### Dataset content
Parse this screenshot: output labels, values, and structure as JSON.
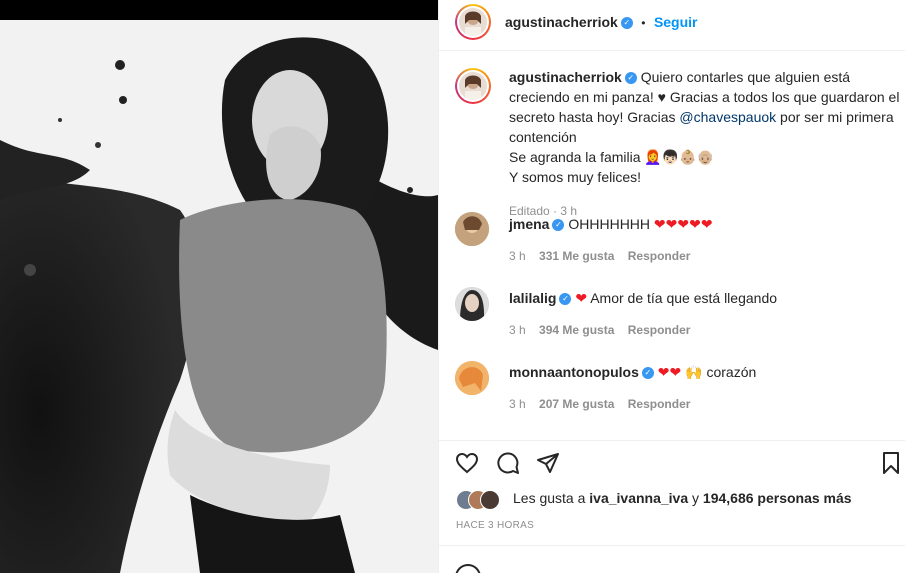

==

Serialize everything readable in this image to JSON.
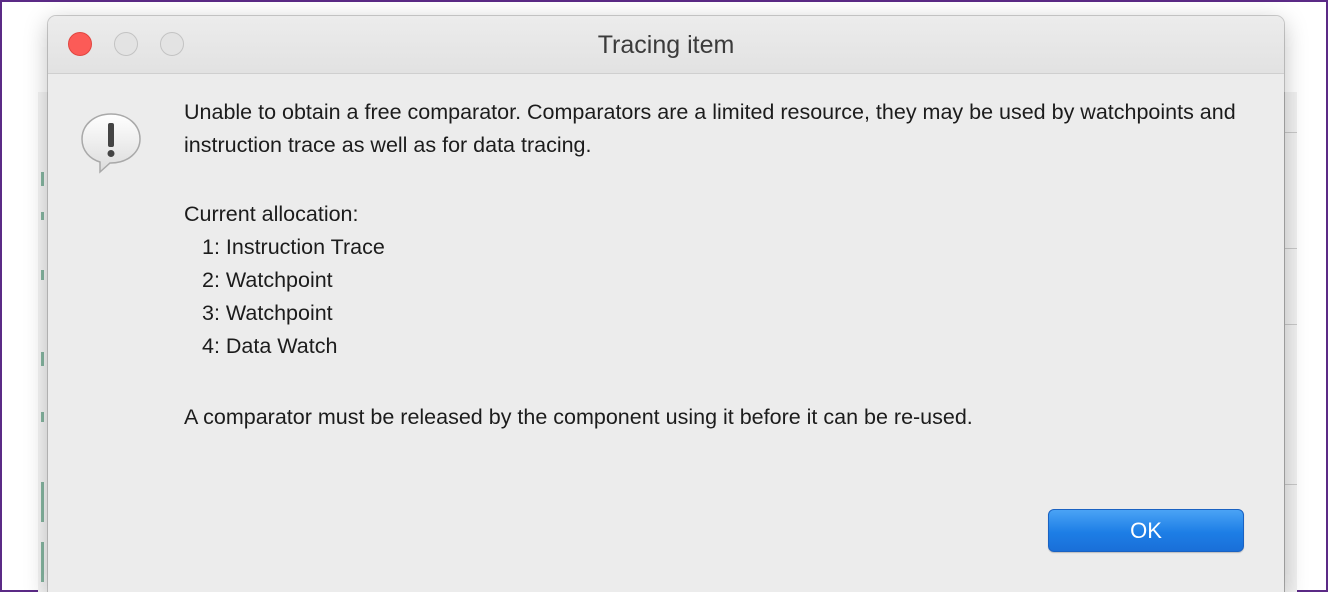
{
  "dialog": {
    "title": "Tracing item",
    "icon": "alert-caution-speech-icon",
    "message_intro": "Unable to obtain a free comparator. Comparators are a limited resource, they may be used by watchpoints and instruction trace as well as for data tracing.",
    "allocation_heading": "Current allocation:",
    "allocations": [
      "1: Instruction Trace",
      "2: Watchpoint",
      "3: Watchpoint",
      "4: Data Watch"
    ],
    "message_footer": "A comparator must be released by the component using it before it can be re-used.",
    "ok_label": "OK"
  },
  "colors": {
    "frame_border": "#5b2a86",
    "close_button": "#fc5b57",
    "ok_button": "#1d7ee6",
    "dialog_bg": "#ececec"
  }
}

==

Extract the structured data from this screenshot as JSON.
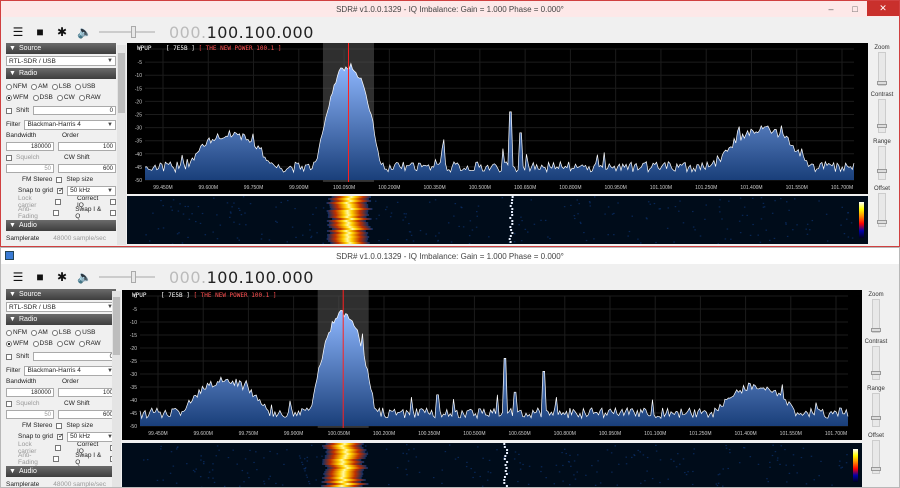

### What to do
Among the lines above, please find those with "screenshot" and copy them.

### Answer
Parse this screenshot: output labels, values, and structure as JSON.
Extract the structured data from this screenshot as JSON.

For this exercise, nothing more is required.